- **Problem description**: A word-for-word copy of the listing is what's needed; leave out every image.

- **Data extracts**:
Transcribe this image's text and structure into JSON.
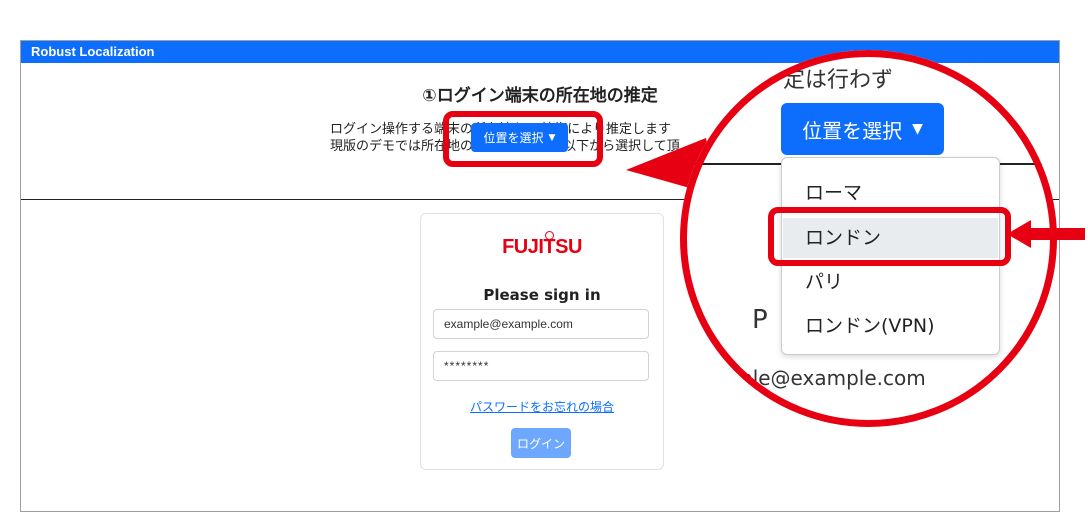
{
  "app": {
    "title": "Robust Localization"
  },
  "section": {
    "heading": "①ログイン端末の所在地の推定",
    "desc_line1": "ログイン操作する端末の所在地をRL技術により推定します",
    "desc_line2": "現版のデモでは所在地の推定は行わず、以下から選択して頂"
  },
  "location_select": {
    "label": "位置を選択"
  },
  "login_card": {
    "logo": "FUJITSU",
    "title": "Please sign in",
    "email_value": "example@example.com",
    "password_value": "********",
    "forgot_link": "パスワードをお忘れの場合",
    "login_button": "ログイン"
  },
  "magnifier": {
    "top_text": "定は行わず",
    "select_label": "位置を選択",
    "menu_items": [
      "ローマ",
      "ロンドン",
      "パリ",
      "ロンドン(VPN)"
    ],
    "behind_char": "P",
    "email_fragment": "ple@example.com"
  },
  "colors": {
    "primary": "#0d6efd",
    "primary_disabled": "#6ea8fe",
    "highlight_red": "#e60012",
    "brand_red": "#e60012"
  }
}
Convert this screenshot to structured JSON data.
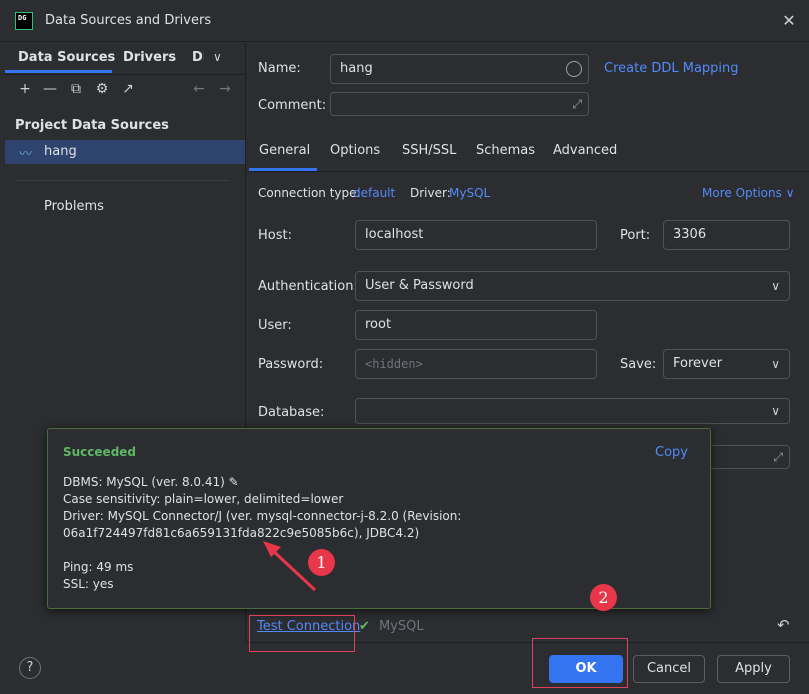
{
  "window": {
    "title": "Data Sources and Drivers",
    "app_icon_text": "DG",
    "close_glyph": "✕"
  },
  "left": {
    "tabs": [
      "Data Sources",
      "Drivers",
      "DI"
    ],
    "section_title": "Project Data Sources",
    "data_source": "hang",
    "problems": "Problems"
  },
  "form": {
    "name_label": "Name:",
    "name_value": "hang",
    "create_ddl": "Create DDL Mapping",
    "comment_label": "Comment:",
    "tabs": [
      "General",
      "Options",
      "SSH/SSL",
      "Schemas",
      "Advanced"
    ],
    "conn_type_label": "Connection type:",
    "conn_type_value": "default",
    "driver_label": "Driver:",
    "driver_value": "MySQL",
    "more_options": "More Options",
    "host_label": "Host:",
    "host_value": "localhost",
    "port_label": "Port:",
    "port_value": "3306",
    "auth_label": "Authentication:",
    "auth_value": "User & Password",
    "user_label": "User:",
    "user_value": "root",
    "password_label": "Password:",
    "password_placeholder": "<hidden>",
    "save_label": "Save:",
    "save_value": "Forever",
    "database_label": "Database:"
  },
  "popup": {
    "title": "Succeeded",
    "copy": "Copy",
    "dbms": "DBMS: MySQL (ver. 8.0.41)",
    "case": "Case sensitivity: plain=lower, delimited=lower",
    "driver1": "Driver: MySQL Connector/J (ver. mysql-connector-j-8.2.0 (Revision:",
    "driver2": "06a1f724497fd81c6a659131fda822c9e5085b6c), JDBC4.2)",
    "ping": "Ping: 49 ms",
    "ssl": "SSL: yes"
  },
  "bottom": {
    "test_connection": "Test Connection",
    "status_driver": "MySQL",
    "ok": "OK",
    "cancel": "Cancel",
    "apply": "Apply",
    "help": "?"
  },
  "annotations": {
    "marker1": "1",
    "marker2": "2",
    "color": "#e8364a"
  },
  "colors": {
    "accent": "#3574f0",
    "link": "#548af7",
    "success": "#5fb865",
    "background": "#2b2d30"
  }
}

- **Answer to this task**:
Transcribe this image's text and structure into JSON.
{
  "app": {
    "title": "Robust Localization"
  },
  "section": {
    "heading": "①ログイン端末の所在地の推定",
    "desc_line1": "ログイン操作する端末の所在地をRL技術により推定します",
    "desc_line2": "現版のデモでは所在地の推定は行わず、以下から選択して頂"
  },
  "location_select": {
    "label": "位置を選択"
  },
  "login_card": {
    "logo": "FUJITSU",
    "title": "Please sign in",
    "email_value": "example@example.com",
    "password_value": "********",
    "forgot_link": "パスワードをお忘れの場合",
    "login_button": "ログイン"
  },
  "magnifier": {
    "top_text": "定は行わず",
    "select_label": "位置を選択",
    "menu_items": [
      "ローマ",
      "ロンドン",
      "パリ",
      "ロンドン(VPN)"
    ],
    "behind_char": "P",
    "email_fragment": "ple@example.com"
  },
  "colors": {
    "primary": "#0d6efd",
    "primary_disabled": "#6ea8fe",
    "highlight_red": "#e60012",
    "brand_red": "#e60012"
  }
}
Convert this screenshot to structured JSON data.
{
  "window": {
    "title": "Data Sources and Drivers",
    "app_icon_text": "DG",
    "close_glyph": "✕"
  },
  "left": {
    "tabs": [
      "Data Sources",
      "Drivers",
      "DI"
    ],
    "section_title": "Project Data Sources",
    "data_source": "hang",
    "problems": "Problems"
  },
  "form": {
    "name_label": "Name:",
    "name_value": "hang",
    "create_ddl": "Create DDL Mapping",
    "comment_label": "Comment:",
    "tabs": [
      "General",
      "Options",
      "SSH/SSL",
      "Schemas",
      "Advanced"
    ],
    "conn_type_label": "Connection type:",
    "conn_type_value": "default",
    "driver_label": "Driver:",
    "driver_value": "MySQL",
    "more_options": "More Options",
    "host_label": "Host:",
    "host_value": "localhost",
    "port_label": "Port:",
    "port_value": "3306",
    "auth_label": "Authentication:",
    "auth_value": "User & Password",
    "user_label": "User:",
    "user_value": "root",
    "password_label": "Password:",
    "password_placeholder": "<hidden>",
    "save_label": "Save:",
    "save_value": "Forever",
    "database_label": "Database:"
  },
  "popup": {
    "title": "Succeeded",
    "copy": "Copy",
    "dbms": "DBMS: MySQL (ver. 8.0.41)",
    "case": "Case sensitivity: plain=lower, delimited=lower",
    "driver1": "Driver: MySQL Connector/J (ver. mysql-connector-j-8.2.0 (Revision:",
    "driver2": "06a1f724497fd81c6a659131fda822c9e5085b6c), JDBC4.2)",
    "ping": "Ping: 49 ms",
    "ssl": "SSL: yes"
  },
  "bottom": {
    "test_connection": "Test Connection",
    "status_driver": "MySQL",
    "ok": "OK",
    "cancel": "Cancel",
    "apply": "Apply",
    "help": "?"
  },
  "annotations": {
    "marker1": "1",
    "marker2": "2",
    "color": "#e8364a"
  },
  "colors": {
    "accent": "#3574f0",
    "link": "#548af7",
    "success": "#5fb865",
    "background": "#2b2d30"
  }
}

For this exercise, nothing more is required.